Pruitt, instructed by Trump, has also moved to allow the destruction of coastlines and waterways by oil drilling, even when local governments and states protest; rolled back safety standards designed to prevent a repetition of the disastrous Deepwater Horizon oil spill.
Here too George III provides the precedent: “He has plundered our seas, ravaged our Coasts….”
Trump made it clear to Puerto Rico that its people would be punished if its elected government challenged him, captured by the Declaration when it lamented that the King “refused to pass other Laws for the accommodation of large districts of people, unless those people would relinquish the right of Representation…”

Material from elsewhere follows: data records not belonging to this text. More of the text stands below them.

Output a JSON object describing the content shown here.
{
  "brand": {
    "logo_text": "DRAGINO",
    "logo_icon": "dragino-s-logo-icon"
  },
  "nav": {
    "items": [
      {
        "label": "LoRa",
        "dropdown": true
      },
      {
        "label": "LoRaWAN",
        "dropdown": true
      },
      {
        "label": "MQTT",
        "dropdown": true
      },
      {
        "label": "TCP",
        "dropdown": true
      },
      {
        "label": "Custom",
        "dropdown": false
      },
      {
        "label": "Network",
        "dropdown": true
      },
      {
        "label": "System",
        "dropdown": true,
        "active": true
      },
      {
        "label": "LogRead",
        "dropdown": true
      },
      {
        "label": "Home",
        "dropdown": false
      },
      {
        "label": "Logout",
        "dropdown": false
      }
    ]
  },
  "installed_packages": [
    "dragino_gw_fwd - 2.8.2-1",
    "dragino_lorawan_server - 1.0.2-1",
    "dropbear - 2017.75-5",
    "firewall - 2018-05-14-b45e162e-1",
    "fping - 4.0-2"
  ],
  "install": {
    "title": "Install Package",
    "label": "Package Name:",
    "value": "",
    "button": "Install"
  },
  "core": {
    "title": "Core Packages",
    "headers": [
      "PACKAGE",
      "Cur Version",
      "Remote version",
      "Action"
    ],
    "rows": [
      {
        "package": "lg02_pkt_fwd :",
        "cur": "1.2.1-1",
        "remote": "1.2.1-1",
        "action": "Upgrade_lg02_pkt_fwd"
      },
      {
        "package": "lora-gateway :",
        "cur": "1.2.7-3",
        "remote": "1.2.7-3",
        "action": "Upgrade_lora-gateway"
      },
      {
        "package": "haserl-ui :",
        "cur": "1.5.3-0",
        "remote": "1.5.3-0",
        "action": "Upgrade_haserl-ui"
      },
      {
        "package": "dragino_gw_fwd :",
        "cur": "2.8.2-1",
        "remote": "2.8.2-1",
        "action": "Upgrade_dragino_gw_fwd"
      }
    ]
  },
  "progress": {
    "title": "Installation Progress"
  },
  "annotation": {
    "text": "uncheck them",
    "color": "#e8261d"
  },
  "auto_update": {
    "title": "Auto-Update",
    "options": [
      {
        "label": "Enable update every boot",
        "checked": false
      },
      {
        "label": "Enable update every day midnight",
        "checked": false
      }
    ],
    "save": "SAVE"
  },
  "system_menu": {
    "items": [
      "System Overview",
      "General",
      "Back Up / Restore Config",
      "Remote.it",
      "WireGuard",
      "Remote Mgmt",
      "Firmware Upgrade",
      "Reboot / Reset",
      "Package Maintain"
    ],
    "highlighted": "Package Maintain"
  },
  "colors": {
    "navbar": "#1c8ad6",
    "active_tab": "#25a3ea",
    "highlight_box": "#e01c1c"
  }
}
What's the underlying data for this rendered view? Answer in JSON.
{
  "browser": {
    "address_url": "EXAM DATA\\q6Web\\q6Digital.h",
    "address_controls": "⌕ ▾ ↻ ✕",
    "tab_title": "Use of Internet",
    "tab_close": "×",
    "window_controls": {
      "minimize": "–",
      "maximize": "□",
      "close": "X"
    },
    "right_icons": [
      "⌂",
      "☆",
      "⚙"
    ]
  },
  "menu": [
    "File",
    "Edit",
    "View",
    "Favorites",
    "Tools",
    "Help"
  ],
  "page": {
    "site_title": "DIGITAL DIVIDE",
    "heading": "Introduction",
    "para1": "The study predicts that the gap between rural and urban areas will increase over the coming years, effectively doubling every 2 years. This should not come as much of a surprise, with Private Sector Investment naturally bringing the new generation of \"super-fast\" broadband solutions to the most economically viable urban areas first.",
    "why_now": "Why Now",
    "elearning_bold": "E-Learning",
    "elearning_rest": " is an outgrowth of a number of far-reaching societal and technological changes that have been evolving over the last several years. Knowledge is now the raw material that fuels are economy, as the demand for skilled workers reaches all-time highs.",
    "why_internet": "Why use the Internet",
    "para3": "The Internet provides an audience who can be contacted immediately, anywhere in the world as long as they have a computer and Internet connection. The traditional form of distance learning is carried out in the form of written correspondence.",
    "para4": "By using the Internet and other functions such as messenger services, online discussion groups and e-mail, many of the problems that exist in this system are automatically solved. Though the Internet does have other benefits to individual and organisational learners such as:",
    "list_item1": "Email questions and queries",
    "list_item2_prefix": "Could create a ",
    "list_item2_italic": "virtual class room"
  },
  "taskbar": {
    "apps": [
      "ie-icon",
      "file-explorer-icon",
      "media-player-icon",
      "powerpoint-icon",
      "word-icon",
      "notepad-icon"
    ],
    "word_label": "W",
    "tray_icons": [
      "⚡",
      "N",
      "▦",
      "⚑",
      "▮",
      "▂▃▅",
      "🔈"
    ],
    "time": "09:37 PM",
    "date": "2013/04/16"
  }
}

In fairness, however, there is one of the colonial grievances against George on which it is the Republican party, and some Democrats, who are the under-miners of democracy, not the President. The thirteen colonies were not represented in parliament — but George permitted parliament to pass laws governing those colonies, as the Declaration complained: “He has combined with others to subject us to a jurisdiction foreign to our constitution, and unacknowledged by our laws; giving his Assent to their Acts of pretended legislation.”
Today’s equivalent are the trade tribunals created by NAFTA and the World Trade Organization — and in this case it is mainstream Republicans (and some Democrats, including former President Clinton) who have actively supported the idea that US law, federal and state, could beoverturned by secret courts over which American voters have no influence whatsoever. The Trump administration has opposed the continuation of such erosion’s of American independence — and may yet rein them in.
So on ONE of the almost thirty grievances the founders cited against George III, Trump has aligned with American Independence. On the nine discussed above, Trump has, in a single year, taken the side of despotism. That’s a faster pace than the Hanoverian monarch managed in the 1760’s and 1770’s.
And on the Declaration’s list of “repeated injuries” there remain five more on which the President’s rhetoric and tweets, at least, suggest he is dangerously close to embracing tyranny:
— — “obstructed the Administration of Justice.” (Even a King, to the framers of the Declaration, was subject to the law.)
— -“made Judges dependent on his will alone…” (Trump’s attacks on “fake judges”)
— -“sent hither swarms of Officers to harass our people.” (Immigration raids)
— -“protecting them by a mock trial for any murders which they could commit.” (The pardon power)
And finally the authors of the Declaration understood that norms and traditions matter. They tasked George III and Parliament with what was perhaps the most broad-reaching offense — violating the unwritten traditions and norms of the British tradition of liberty and freedom, and thus “Altering fundamentally the Forms of our Government.”
On this endeavor, Donald Trump may not yet have succeeded. But he is clearly “pursuing invariably the same Object” and, as the Declaration warns, unresisted, such usurpation’s will tend to yield “Absolute Despotism.”
We are warned.